2005 Dominio IV Viognier The Scarecrow

Dominio IV Viognier The Scarecrow After completing grad school at UC Davis in the late 1990s, Patrick Reuter and his wife, Leigh Bartholomew, worked at wineries in Napa, Chile, New Zealand, and Burgundy. Eventually they made their way to Oregon, where Leigh found a job as the vineyard manager at Archery Summit.

Patrick and Leigh decided to start making small batches under their own label, Dominio IV, using two European varieties that they thought were underappreciated in the New World: Syrah and Tempranillo. Tempranillo is a natural bridge between Pinot and Cabernet, and not many people had tried cultivating it in Oregon. After scouring the state, they found an ideal hillside parcel in Mosier, at the northern edge of the Columbia Gorge appellation. In 2001, they cleared the land and planted seven acres of vines. While waiting for their own vineyard to come online, Patrick and Leigh got Dominio IV off the ground by making tiny batches of wine with fruit they'd sourced from a few top growers. And in addition to producing the two reds, they also decided to try making Viognier.

Viognier is the temperamental northern-Rhone variety most often associated with Condrieu, where it grows on the steep hillsides. It came into vogue in the late 1980s, but most efforts to cultivate it in the New World have been a failure. The best examples, however, are among the most aromatically complex white wines in the world.

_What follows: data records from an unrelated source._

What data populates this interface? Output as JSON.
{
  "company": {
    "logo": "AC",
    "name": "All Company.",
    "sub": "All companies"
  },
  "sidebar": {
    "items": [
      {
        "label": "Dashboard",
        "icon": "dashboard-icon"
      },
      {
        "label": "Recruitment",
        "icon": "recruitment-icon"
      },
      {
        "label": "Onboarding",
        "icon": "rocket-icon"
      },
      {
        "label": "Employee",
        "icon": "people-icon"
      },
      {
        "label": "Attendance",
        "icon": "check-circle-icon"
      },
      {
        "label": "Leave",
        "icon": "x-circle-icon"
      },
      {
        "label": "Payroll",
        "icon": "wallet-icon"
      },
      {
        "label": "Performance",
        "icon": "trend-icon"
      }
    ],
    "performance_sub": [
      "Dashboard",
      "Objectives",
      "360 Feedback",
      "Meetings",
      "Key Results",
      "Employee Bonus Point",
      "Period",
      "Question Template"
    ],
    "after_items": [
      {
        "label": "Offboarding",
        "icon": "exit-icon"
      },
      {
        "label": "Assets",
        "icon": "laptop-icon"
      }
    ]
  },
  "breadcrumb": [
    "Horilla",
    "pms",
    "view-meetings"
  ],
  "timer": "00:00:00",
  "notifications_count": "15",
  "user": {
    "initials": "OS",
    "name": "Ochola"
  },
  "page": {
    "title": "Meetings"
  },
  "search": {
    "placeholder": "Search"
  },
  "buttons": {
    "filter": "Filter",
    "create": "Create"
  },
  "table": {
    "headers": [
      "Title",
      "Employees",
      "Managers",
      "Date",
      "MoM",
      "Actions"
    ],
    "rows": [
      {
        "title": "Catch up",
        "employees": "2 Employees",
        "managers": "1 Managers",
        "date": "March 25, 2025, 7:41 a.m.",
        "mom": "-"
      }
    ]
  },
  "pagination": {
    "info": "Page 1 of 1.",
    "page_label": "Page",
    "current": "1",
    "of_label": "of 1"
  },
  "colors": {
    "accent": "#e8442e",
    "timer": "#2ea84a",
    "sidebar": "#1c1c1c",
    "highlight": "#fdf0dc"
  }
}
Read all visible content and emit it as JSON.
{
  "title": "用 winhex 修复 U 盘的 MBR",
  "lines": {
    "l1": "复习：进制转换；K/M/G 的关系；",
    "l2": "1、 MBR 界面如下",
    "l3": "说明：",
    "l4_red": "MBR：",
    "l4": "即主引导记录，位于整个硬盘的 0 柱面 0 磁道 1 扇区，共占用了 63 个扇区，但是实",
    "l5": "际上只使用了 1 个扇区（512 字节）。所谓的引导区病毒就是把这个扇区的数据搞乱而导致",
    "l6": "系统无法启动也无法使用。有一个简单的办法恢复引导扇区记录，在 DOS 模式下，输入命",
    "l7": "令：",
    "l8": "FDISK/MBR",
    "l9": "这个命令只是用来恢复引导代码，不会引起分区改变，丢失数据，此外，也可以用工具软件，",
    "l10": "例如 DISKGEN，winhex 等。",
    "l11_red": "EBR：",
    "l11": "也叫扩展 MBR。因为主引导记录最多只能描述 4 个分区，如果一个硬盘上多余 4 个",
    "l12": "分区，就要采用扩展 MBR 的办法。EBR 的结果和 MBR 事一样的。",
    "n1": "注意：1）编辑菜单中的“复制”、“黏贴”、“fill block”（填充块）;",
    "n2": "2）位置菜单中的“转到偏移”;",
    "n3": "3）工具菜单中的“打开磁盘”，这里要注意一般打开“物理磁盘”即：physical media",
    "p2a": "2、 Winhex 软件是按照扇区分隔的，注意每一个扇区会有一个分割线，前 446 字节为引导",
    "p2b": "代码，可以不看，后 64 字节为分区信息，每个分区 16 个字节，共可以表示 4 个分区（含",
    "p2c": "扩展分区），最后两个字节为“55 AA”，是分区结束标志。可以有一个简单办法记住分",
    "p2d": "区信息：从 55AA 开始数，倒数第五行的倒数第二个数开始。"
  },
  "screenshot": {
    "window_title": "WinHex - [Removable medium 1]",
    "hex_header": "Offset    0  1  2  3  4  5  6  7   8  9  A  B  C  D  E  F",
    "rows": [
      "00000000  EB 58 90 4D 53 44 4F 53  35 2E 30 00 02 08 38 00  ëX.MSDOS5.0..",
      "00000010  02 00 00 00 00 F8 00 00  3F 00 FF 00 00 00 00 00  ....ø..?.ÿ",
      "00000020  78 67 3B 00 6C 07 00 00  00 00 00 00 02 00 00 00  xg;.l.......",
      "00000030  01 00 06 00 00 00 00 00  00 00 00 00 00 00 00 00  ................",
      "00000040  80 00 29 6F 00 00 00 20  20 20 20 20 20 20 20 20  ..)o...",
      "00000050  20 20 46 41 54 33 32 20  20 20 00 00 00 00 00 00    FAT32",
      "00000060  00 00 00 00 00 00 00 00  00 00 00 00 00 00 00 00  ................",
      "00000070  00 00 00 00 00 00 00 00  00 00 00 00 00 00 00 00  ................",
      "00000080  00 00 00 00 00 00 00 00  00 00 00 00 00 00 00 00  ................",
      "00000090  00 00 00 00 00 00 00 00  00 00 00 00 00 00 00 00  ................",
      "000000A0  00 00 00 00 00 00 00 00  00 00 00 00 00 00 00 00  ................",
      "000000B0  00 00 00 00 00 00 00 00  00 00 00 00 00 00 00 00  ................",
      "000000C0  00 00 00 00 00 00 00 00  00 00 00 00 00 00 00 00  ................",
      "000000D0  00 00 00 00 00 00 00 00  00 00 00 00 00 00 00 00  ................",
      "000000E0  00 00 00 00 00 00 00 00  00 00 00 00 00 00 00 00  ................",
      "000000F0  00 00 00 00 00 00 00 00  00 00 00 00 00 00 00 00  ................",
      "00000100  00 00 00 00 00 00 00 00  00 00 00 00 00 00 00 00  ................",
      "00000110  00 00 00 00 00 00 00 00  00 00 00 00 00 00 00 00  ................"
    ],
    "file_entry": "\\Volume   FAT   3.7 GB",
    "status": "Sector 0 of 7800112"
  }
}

Patrick and LeighFor this Viogner, "The Scarecrow," Patrick and Leigh sourced all of the fruit from the Fort Miller Vineyard at the opposite end of the state in Talent. Patrick told me that he sought out this vineyard "because it was in the hottest, driest part of the state's warmest appellation"--the Rogue Valley. Viognier can really thrive even in the heat. France's inferno summer of 2003, for example, produced the most critically acclaimed Condrieu in years. The heat and elevation of the vineyard in Talent Dominio IV's Viognier pronounced natural acidity and well-developed, but not roasted, fruit.

Patrick and Leigh named this wine "The Scarecrow" and said that it "protects and conjures the aromas and fruits we found in and Indian garden on the edge of a village called Pushkar. The unctious texture of the grape will envelope its present fresh and crisp nature to create a deeply round and complex creaminess with mysterious second and third aromas of jasmine and honeysuckle." Drink now-2011.